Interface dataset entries

########################################

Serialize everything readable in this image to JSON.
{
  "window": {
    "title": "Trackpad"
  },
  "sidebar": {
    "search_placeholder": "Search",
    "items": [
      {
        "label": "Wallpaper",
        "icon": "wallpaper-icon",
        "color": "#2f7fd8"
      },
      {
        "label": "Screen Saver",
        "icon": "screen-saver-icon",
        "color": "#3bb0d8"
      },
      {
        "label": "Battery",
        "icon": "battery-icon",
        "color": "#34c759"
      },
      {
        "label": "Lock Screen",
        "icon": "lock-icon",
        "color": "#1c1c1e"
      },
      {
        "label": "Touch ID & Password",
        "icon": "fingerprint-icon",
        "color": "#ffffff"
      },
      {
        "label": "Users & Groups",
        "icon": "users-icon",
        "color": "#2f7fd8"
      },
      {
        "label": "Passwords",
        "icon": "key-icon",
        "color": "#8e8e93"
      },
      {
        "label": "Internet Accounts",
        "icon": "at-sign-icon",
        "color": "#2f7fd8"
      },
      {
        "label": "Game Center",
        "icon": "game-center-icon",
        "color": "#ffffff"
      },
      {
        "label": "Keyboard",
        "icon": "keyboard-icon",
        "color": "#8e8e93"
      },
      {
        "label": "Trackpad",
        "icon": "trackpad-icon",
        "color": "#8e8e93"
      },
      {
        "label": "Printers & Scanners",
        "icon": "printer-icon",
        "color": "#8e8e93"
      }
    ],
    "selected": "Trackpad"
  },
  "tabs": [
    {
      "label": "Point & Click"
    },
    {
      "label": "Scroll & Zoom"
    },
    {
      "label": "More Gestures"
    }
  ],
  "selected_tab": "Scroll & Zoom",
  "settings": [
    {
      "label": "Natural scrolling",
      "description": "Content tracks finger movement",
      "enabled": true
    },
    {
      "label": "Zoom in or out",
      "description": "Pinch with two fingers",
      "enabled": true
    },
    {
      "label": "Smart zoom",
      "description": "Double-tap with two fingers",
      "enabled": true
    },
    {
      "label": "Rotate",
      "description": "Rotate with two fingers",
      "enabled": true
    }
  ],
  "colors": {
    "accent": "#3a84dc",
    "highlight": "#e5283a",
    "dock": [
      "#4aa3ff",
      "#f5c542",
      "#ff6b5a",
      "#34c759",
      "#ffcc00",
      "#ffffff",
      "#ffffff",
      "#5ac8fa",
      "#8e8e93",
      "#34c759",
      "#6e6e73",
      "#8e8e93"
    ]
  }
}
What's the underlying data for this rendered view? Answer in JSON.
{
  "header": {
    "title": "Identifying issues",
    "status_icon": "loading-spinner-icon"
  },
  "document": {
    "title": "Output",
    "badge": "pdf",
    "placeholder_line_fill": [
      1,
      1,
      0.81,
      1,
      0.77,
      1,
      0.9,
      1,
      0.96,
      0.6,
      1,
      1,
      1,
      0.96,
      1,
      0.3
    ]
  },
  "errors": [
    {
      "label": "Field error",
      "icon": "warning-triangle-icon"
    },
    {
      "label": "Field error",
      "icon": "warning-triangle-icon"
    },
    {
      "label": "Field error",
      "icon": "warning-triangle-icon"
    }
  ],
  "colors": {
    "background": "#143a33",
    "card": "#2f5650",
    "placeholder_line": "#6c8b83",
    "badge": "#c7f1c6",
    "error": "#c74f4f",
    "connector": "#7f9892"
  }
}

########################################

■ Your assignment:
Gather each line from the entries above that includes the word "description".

■ Answer for this exercise:
      "description": "Content tracks finger movement",
      "description": "Pinch with two fingers",
      "description": "Double-tap with two fingers",
      "description": "Rotate with two fingers",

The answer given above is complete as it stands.